# [Exercise brief]
Repeat the data precisely as given.

::: Dataset

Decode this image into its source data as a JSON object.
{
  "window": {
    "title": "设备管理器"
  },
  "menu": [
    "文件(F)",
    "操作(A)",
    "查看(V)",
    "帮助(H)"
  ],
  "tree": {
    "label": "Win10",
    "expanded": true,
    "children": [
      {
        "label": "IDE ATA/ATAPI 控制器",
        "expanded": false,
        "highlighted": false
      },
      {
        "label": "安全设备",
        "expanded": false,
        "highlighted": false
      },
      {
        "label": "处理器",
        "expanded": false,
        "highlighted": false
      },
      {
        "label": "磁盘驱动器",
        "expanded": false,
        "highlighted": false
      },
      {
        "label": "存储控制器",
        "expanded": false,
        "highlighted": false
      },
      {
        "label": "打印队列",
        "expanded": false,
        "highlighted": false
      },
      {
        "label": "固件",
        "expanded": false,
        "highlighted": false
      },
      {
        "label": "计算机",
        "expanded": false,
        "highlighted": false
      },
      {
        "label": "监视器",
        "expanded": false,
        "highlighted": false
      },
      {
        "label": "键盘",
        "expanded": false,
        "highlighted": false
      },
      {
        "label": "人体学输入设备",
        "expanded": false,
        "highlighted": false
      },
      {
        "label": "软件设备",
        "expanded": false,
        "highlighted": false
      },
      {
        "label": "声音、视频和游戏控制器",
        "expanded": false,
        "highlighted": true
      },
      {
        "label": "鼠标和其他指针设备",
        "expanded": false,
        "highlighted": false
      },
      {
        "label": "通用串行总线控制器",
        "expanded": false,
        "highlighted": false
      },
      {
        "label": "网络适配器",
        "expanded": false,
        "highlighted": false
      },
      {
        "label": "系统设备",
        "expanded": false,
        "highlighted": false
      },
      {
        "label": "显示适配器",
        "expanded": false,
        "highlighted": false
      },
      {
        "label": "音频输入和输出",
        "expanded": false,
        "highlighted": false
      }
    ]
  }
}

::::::

# [Task solution]
Decode this image into its source data as a JSON object.
{
  "window": {
    "title": "设备管理器"
  },
  "menu": [
    "文件(F)",
    "操作(A)",
    "查看(V)",
    "帮助(H)"
  ],
  "tree": {
    "label": "Win10",
    "expanded": true,
    "children": [
      {
        "label": "IDE ATA/ATAPI 控制器",
        "expanded": false,
        "highlighted": false
      },
      {
        "label": "安全设备",
        "expanded": false,
        "highlighted": false
      },
      {
        "label": "处理器",
        "expanded": false,
        "highlighted": false
      },
      {
        "label": "磁盘驱动器",
        "expanded": false,
        "highlighted": false
      },
      {
        "label": "存储控制器",
        "expanded": false,
        "highlighted": false
      },
      {
        "label": "打印队列",
        "expanded": false,
        "highlighted": false
      },
      {
        "label": "固件",
        "expanded": false,
        "highlighted": false
      },
      {
        "label": "计算机",
        "expanded": false,
        "highlighted": false
      },
      {
        "label": "监视器",
        "expanded": false,
        "highlighted": false
      },
      {
        "label": "键盘",
        "expanded": false,
        "highlighted": false
      },
      {
        "label": "人体学输入设备",
        "expanded": false,
        "highlighted": false
      },
      {
        "label": "软件设备",
        "expanded": false,
        "highlighted": false
      },
      {
        "label": "声音、视频和游戏控制器",
        "expanded": false,
        "highlighted": true
      },
      {
        "label": "鼠标和其他指针设备",
        "expanded": false,
        "highlighted": false
      },
      {
        "label": "通用串行总线控制器",
        "expanded": false,
        "highlighted": false
      },
      {
        "label": "网络适配器",
        "expanded": false,
        "highlighted": false
      },
      {
        "label": "系统设备",
        "expanded": false,
        "highlighted": false
      },
      {
        "label": "显示适配器",
        "expanded": false,
        "highlighted": false
      },
      {
        "label": "音频输入和输出",
        "expanded": false,
        "highlighted": false
      }
    ]
  }
}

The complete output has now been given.